■ WHAT THIS TASK INVOLVES ■
Each record should be given again exactly, and any picture in it left out.
──────── MATERIALS PROVIDED
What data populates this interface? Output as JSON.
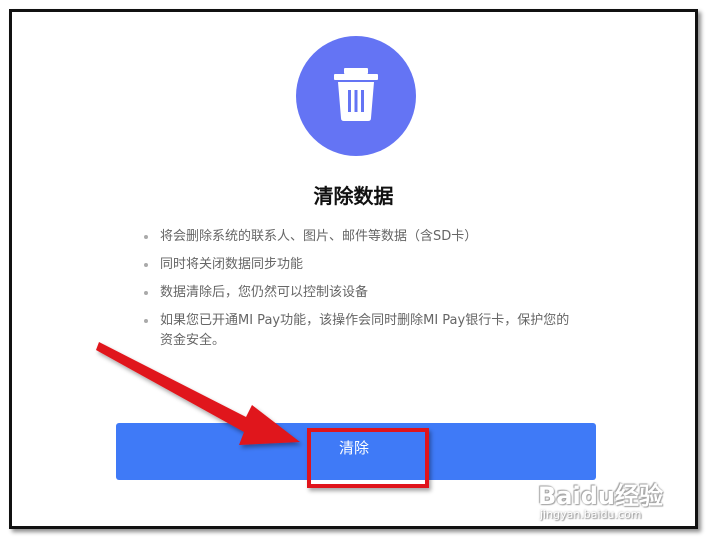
{
  "dialog": {
    "icon": "trash-icon",
    "title": "清除数据",
    "bullets": [
      "将会删除系统的联系人、图片、邮件等数据（含SD卡）",
      "同时将关闭数据同步功能",
      "数据清除后，您仍然可以控制该设备",
      "如果您已开通MI Pay功能，该操作会同时删除MI Pay银行卡，保护您的资金安全。"
    ],
    "clear_button_label": "清除"
  },
  "colors": {
    "icon_circle": "#6474f4",
    "button": "#3f7af7",
    "annotation": "#e0141b"
  },
  "watermark": {
    "brand": "Baidu经验",
    "url": "jingyan.baidu.com"
  }
}
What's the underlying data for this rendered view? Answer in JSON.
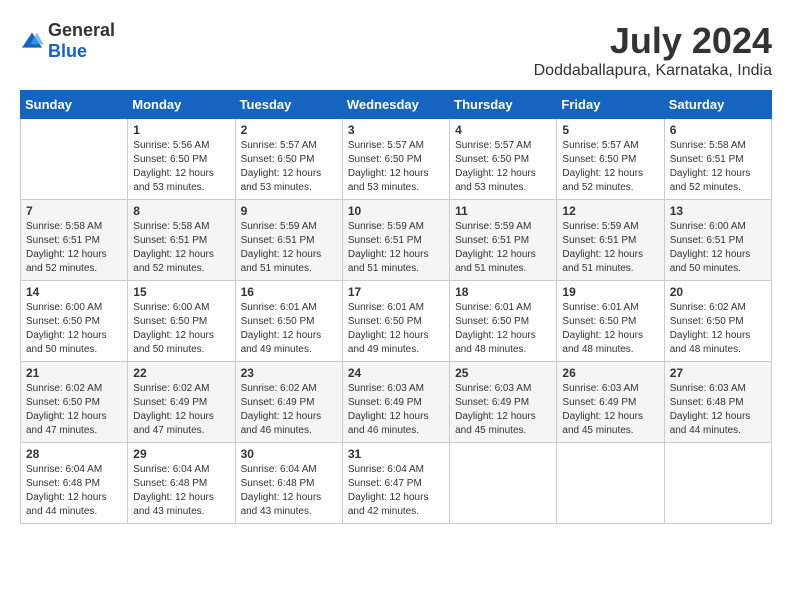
{
  "header": {
    "logo_general": "General",
    "logo_blue": "Blue",
    "month_title": "July 2024",
    "subtitle": "Doddaballapura, Karnataka, India"
  },
  "days_of_week": [
    "Sunday",
    "Monday",
    "Tuesday",
    "Wednesday",
    "Thursday",
    "Friday",
    "Saturday"
  ],
  "weeks": [
    [
      {
        "day": "",
        "info": ""
      },
      {
        "day": "1",
        "info": "Sunrise: 5:56 AM\nSunset: 6:50 PM\nDaylight: 12 hours\nand 53 minutes."
      },
      {
        "day": "2",
        "info": "Sunrise: 5:57 AM\nSunset: 6:50 PM\nDaylight: 12 hours\nand 53 minutes."
      },
      {
        "day": "3",
        "info": "Sunrise: 5:57 AM\nSunset: 6:50 PM\nDaylight: 12 hours\nand 53 minutes."
      },
      {
        "day": "4",
        "info": "Sunrise: 5:57 AM\nSunset: 6:50 PM\nDaylight: 12 hours\nand 53 minutes."
      },
      {
        "day": "5",
        "info": "Sunrise: 5:57 AM\nSunset: 6:50 PM\nDaylight: 12 hours\nand 52 minutes."
      },
      {
        "day": "6",
        "info": "Sunrise: 5:58 AM\nSunset: 6:51 PM\nDaylight: 12 hours\nand 52 minutes."
      }
    ],
    [
      {
        "day": "7",
        "info": "Sunrise: 5:58 AM\nSunset: 6:51 PM\nDaylight: 12 hours\nand 52 minutes."
      },
      {
        "day": "8",
        "info": "Sunrise: 5:58 AM\nSunset: 6:51 PM\nDaylight: 12 hours\nand 52 minutes."
      },
      {
        "day": "9",
        "info": "Sunrise: 5:59 AM\nSunset: 6:51 PM\nDaylight: 12 hours\nand 51 minutes."
      },
      {
        "day": "10",
        "info": "Sunrise: 5:59 AM\nSunset: 6:51 PM\nDaylight: 12 hours\nand 51 minutes."
      },
      {
        "day": "11",
        "info": "Sunrise: 5:59 AM\nSunset: 6:51 PM\nDaylight: 12 hours\nand 51 minutes."
      },
      {
        "day": "12",
        "info": "Sunrise: 5:59 AM\nSunset: 6:51 PM\nDaylight: 12 hours\nand 51 minutes."
      },
      {
        "day": "13",
        "info": "Sunrise: 6:00 AM\nSunset: 6:51 PM\nDaylight: 12 hours\nand 50 minutes."
      }
    ],
    [
      {
        "day": "14",
        "info": "Sunrise: 6:00 AM\nSunset: 6:50 PM\nDaylight: 12 hours\nand 50 minutes."
      },
      {
        "day": "15",
        "info": "Sunrise: 6:00 AM\nSunset: 6:50 PM\nDaylight: 12 hours\nand 50 minutes."
      },
      {
        "day": "16",
        "info": "Sunrise: 6:01 AM\nSunset: 6:50 PM\nDaylight: 12 hours\nand 49 minutes."
      },
      {
        "day": "17",
        "info": "Sunrise: 6:01 AM\nSunset: 6:50 PM\nDaylight: 12 hours\nand 49 minutes."
      },
      {
        "day": "18",
        "info": "Sunrise: 6:01 AM\nSunset: 6:50 PM\nDaylight: 12 hours\nand 48 minutes."
      },
      {
        "day": "19",
        "info": "Sunrise: 6:01 AM\nSunset: 6:50 PM\nDaylight: 12 hours\nand 48 minutes."
      },
      {
        "day": "20",
        "info": "Sunrise: 6:02 AM\nSunset: 6:50 PM\nDaylight: 12 hours\nand 48 minutes."
      }
    ],
    [
      {
        "day": "21",
        "info": "Sunrise: 6:02 AM\nSunset: 6:50 PM\nDaylight: 12 hours\nand 47 minutes."
      },
      {
        "day": "22",
        "info": "Sunrise: 6:02 AM\nSunset: 6:49 PM\nDaylight: 12 hours\nand 47 minutes."
      },
      {
        "day": "23",
        "info": "Sunrise: 6:02 AM\nSunset: 6:49 PM\nDaylight: 12 hours\nand 46 minutes."
      },
      {
        "day": "24",
        "info": "Sunrise: 6:03 AM\nSunset: 6:49 PM\nDaylight: 12 hours\nand 46 minutes."
      },
      {
        "day": "25",
        "info": "Sunrise: 6:03 AM\nSunset: 6:49 PM\nDaylight: 12 hours\nand 45 minutes."
      },
      {
        "day": "26",
        "info": "Sunrise: 6:03 AM\nSunset: 6:49 PM\nDaylight: 12 hours\nand 45 minutes."
      },
      {
        "day": "27",
        "info": "Sunrise: 6:03 AM\nSunset: 6:48 PM\nDaylight: 12 hours\nand 44 minutes."
      }
    ],
    [
      {
        "day": "28",
        "info": "Sunrise: 6:04 AM\nSunset: 6:48 PM\nDaylight: 12 hours\nand 44 minutes."
      },
      {
        "day": "29",
        "info": "Sunrise: 6:04 AM\nSunset: 6:48 PM\nDaylight: 12 hours\nand 43 minutes."
      },
      {
        "day": "30",
        "info": "Sunrise: 6:04 AM\nSunset: 6:48 PM\nDaylight: 12 hours\nand 43 minutes."
      },
      {
        "day": "31",
        "info": "Sunrise: 6:04 AM\nSunset: 6:47 PM\nDaylight: 12 hours\nand 42 minutes."
      },
      {
        "day": "",
        "info": ""
      },
      {
        "day": "",
        "info": ""
      },
      {
        "day": "",
        "info": ""
      }
    ]
  ]
}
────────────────
■ ANSWER AREA ■
What data populates this interface? Output as JSON.
{
  "dialog": {
    "icon": "trash-icon",
    "title": "清除数据",
    "bullets": [
      "将会删除系统的联系人、图片、邮件等数据（含SD卡）",
      "同时将关闭数据同步功能",
      "数据清除后，您仍然可以控制该设备",
      "如果您已开通MI Pay功能，该操作会同时删除MI Pay银行卡，保护您的资金安全。"
    ],
    "clear_button_label": "清除"
  },
  "colors": {
    "icon_circle": "#6474f4",
    "button": "#3f7af7",
    "annotation": "#e0141b"
  },
  "watermark": {
    "brand": "Baidu经验",
    "url": "jingyan.baidu.com"
  }
}
What's the underlying data for this rendered view? Answer in JSON.
{
  "header": {
    "logo_general": "General",
    "logo_blue": "Blue",
    "month_title": "July 2024",
    "subtitle": "Doddaballapura, Karnataka, India"
  },
  "days_of_week": [
    "Sunday",
    "Monday",
    "Tuesday",
    "Wednesday",
    "Thursday",
    "Friday",
    "Saturday"
  ],
  "weeks": [
    [
      {
        "day": "",
        "info": ""
      },
      {
        "day": "1",
        "info": "Sunrise: 5:56 AM\nSunset: 6:50 PM\nDaylight: 12 hours\nand 53 minutes."
      },
      {
        "day": "2",
        "info": "Sunrise: 5:57 AM\nSunset: 6:50 PM\nDaylight: 12 hours\nand 53 minutes."
      },
      {
        "day": "3",
        "info": "Sunrise: 5:57 AM\nSunset: 6:50 PM\nDaylight: 12 hours\nand 53 minutes."
      },
      {
        "day": "4",
        "info": "Sunrise: 5:57 AM\nSunset: 6:50 PM\nDaylight: 12 hours\nand 53 minutes."
      },
      {
        "day": "5",
        "info": "Sunrise: 5:57 AM\nSunset: 6:50 PM\nDaylight: 12 hours\nand 52 minutes."
      },
      {
        "day": "6",
        "info": "Sunrise: 5:58 AM\nSunset: 6:51 PM\nDaylight: 12 hours\nand 52 minutes."
      }
    ],
    [
      {
        "day": "7",
        "info": "Sunrise: 5:58 AM\nSunset: 6:51 PM\nDaylight: 12 hours\nand 52 minutes."
      },
      {
        "day": "8",
        "info": "Sunrise: 5:58 AM\nSunset: 6:51 PM\nDaylight: 12 hours\nand 52 minutes."
      },
      {
        "day": "9",
        "info": "Sunrise: 5:59 AM\nSunset: 6:51 PM\nDaylight: 12 hours\nand 51 minutes."
      },
      {
        "day": "10",
        "info": "Sunrise: 5:59 AM\nSunset: 6:51 PM\nDaylight: 12 hours\nand 51 minutes."
      },
      {
        "day": "11",
        "info": "Sunrise: 5:59 AM\nSunset: 6:51 PM\nDaylight: 12 hours\nand 51 minutes."
      },
      {
        "day": "12",
        "info": "Sunrise: 5:59 AM\nSunset: 6:51 PM\nDaylight: 12 hours\nand 51 minutes."
      },
      {
        "day": "13",
        "info": "Sunrise: 6:00 AM\nSunset: 6:51 PM\nDaylight: 12 hours\nand 50 minutes."
      }
    ],
    [
      {
        "day": "14",
        "info": "Sunrise: 6:00 AM\nSunset: 6:50 PM\nDaylight: 12 hours\nand 50 minutes."
      },
      {
        "day": "15",
        "info": "Sunrise: 6:00 AM\nSunset: 6:50 PM\nDaylight: 12 hours\nand 50 minutes."
      },
      {
        "day": "16",
        "info": "Sunrise: 6:01 AM\nSunset: 6:50 PM\nDaylight: 12 hours\nand 49 minutes."
      },
      {
        "day": "17",
        "info": "Sunrise: 6:01 AM\nSunset: 6:50 PM\nDaylight: 12 hours\nand 49 minutes."
      },
      {
        "day": "18",
        "info": "Sunrise: 6:01 AM\nSunset: 6:50 PM\nDaylight: 12 hours\nand 48 minutes."
      },
      {
        "day": "19",
        "info": "Sunrise: 6:01 AM\nSunset: 6:50 PM\nDaylight: 12 hours\nand 48 minutes."
      },
      {
        "day": "20",
        "info": "Sunrise: 6:02 AM\nSunset: 6:50 PM\nDaylight: 12 hours\nand 48 minutes."
      }
    ],
    [
      {
        "day": "21",
        "info": "Sunrise: 6:02 AM\nSunset: 6:50 PM\nDaylight: 12 hours\nand 47 minutes."
      },
      {
        "day": "22",
        "info": "Sunrise: 6:02 AM\nSunset: 6:49 PM\nDaylight: 12 hours\nand 47 minutes."
      },
      {
        "day": "23",
        "info": "Sunrise: 6:02 AM\nSunset: 6:49 PM\nDaylight: 12 hours\nand 46 minutes."
      },
      {
        "day": "24",
        "info": "Sunrise: 6:03 AM\nSunset: 6:49 PM\nDaylight: 12 hours\nand 46 minutes."
      },
      {
        "day": "25",
        "info": "Sunrise: 6:03 AM\nSunset: 6:49 PM\nDaylight: 12 hours\nand 45 minutes."
      },
      {
        "day": "26",
        "info": "Sunrise: 6:03 AM\nSunset: 6:49 PM\nDaylight: 12 hours\nand 45 minutes."
      },
      {
        "day": "27",
        "info": "Sunrise: 6:03 AM\nSunset: 6:48 PM\nDaylight: 12 hours\nand 44 minutes."
      }
    ],
    [
      {
        "day": "28",
        "info": "Sunrise: 6:04 AM\nSunset: 6:48 PM\nDaylight: 12 hours\nand 44 minutes."
      },
      {
        "day": "29",
        "info": "Sunrise: 6:04 AM\nSunset: 6:48 PM\nDaylight: 12 hours\nand 43 minutes."
      },
      {
        "day": "30",
        "info": "Sunrise: 6:04 AM\nSunset: 6:48 PM\nDaylight: 12 hours\nand 43 minutes."
      },
      {
        "day": "31",
        "info": "Sunrise: 6:04 AM\nSunset: 6:47 PM\nDaylight: 12 hours\nand 42 minutes."
      },
      {
        "day": "",
        "info": ""
      },
      {
        "day": "",
        "info": ""
      },
      {
        "day": "",
        "info": ""
      }
    ]
  ]
}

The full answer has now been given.